It’s speculation, but Anna Hu may be the only fine jeweler who channels synesthesia during the creative process: She perceives each precious stone as a musical note. “I cannot design without music,” she says, and the soundtrack playing in her studio is synced to the style of each piece, from a quiet Bach cello concerto to Stravinsky’s bravura Firebird. She calls her major pieces symphonies and likewise the limited-edition art books on her work, Symphony of Jewels: Opus 1 (2012) and Opus 2 (forthcoming in October), both published by Vendome Press.

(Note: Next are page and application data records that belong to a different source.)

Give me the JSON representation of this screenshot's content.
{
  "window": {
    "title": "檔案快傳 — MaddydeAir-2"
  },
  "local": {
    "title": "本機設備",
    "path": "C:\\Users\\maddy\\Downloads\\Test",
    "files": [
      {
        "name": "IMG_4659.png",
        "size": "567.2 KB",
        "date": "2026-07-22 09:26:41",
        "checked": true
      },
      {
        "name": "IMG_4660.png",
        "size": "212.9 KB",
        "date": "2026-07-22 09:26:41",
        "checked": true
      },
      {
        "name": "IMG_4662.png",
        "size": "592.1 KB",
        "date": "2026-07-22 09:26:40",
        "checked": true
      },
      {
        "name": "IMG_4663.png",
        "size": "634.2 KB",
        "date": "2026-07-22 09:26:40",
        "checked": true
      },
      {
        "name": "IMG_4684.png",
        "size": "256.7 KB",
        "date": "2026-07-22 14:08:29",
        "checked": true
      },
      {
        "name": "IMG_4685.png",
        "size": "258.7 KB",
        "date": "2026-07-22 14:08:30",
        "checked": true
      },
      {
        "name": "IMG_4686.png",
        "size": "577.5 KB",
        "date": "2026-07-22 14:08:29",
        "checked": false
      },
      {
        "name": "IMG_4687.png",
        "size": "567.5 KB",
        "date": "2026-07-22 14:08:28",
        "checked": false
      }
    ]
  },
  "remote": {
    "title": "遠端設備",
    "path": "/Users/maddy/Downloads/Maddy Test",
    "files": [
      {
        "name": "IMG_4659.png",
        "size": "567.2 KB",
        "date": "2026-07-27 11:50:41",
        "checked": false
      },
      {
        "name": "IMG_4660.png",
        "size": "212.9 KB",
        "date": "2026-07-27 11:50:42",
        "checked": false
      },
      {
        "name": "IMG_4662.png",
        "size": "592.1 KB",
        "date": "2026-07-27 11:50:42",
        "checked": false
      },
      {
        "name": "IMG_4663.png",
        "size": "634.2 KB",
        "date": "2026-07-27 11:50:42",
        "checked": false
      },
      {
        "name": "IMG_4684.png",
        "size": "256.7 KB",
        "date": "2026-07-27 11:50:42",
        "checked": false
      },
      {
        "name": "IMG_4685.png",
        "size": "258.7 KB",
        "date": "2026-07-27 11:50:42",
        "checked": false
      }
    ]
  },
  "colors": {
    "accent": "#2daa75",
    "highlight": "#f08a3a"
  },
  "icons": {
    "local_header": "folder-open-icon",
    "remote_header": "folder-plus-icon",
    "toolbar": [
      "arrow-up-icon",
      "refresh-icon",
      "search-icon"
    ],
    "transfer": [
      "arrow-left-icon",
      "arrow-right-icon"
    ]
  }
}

These musical associations are no surprise, since Hu trained as a cellist until she was sidelined by injury. The Taiwanese-born daughter of a precious-stone dealer and a pearl and jade expert, she worked for Harry Winston, Van Cleef & Arpels, and Christie’s before founding her namesake company in New York in 2007. Just a few years later, her Côte d’Azur brooch—an extravagant foliate pavé-set piece centered by a massive Burmese sapphire—sold for $4.57 million at Christie’s Geneva, an auction record at the time for a contemporary jewelry designer.
Her designs fuse Eastern motifs (cranes, peonies, bamboo) and Western art inspirations (Gustav Klimt and Claude Monet), ingeniously wrought in 18K gold or titanium and featuring baroque stones set against a pattern of color that’s as subtle as light on water. (Hu describes the effect as pointillistic.) Case in point: her jaw-dropping Water Lilies piece, which was inspired by Monet’s garden in Giverny. As supple as silk, it contains some 2,000 stones—a gradation of white, pink, and gray diamonds, as well as pastel sapphires—anchored by vivid green tsavorites and lavender-blue tanzanites.
Hu lives at a whirlwind pace, traveling the world to meet with celebrities and private clients like Macau billionaire Pansy Ho; Natalie Portman, Emily Blunt, and Gwyneth Paltrow regularly wear Hu’s jewelry on the red carpet. “Each month I circle the globe two and a half times,” she says. After her grand debut at the 2017 Paris Biennale, Hu is pursuing a more public role. This year alone she has had solo shows at the State Historical Museum in Moscow and Paris’s Place Vendôme.
Though she now has flagship stores in Paris, Shanghai, and Taiwan, along with new venues in Monte Carlo and Hong Kong, Hu isn’t forgetting her hometown admirers: A New York boutique, fittingly located at the Museum of Modern Art, is on the way.
A version of this article first appeared in print in our 2018 Fall Issue under the headline Perfect Score. Subscribe to the magazine.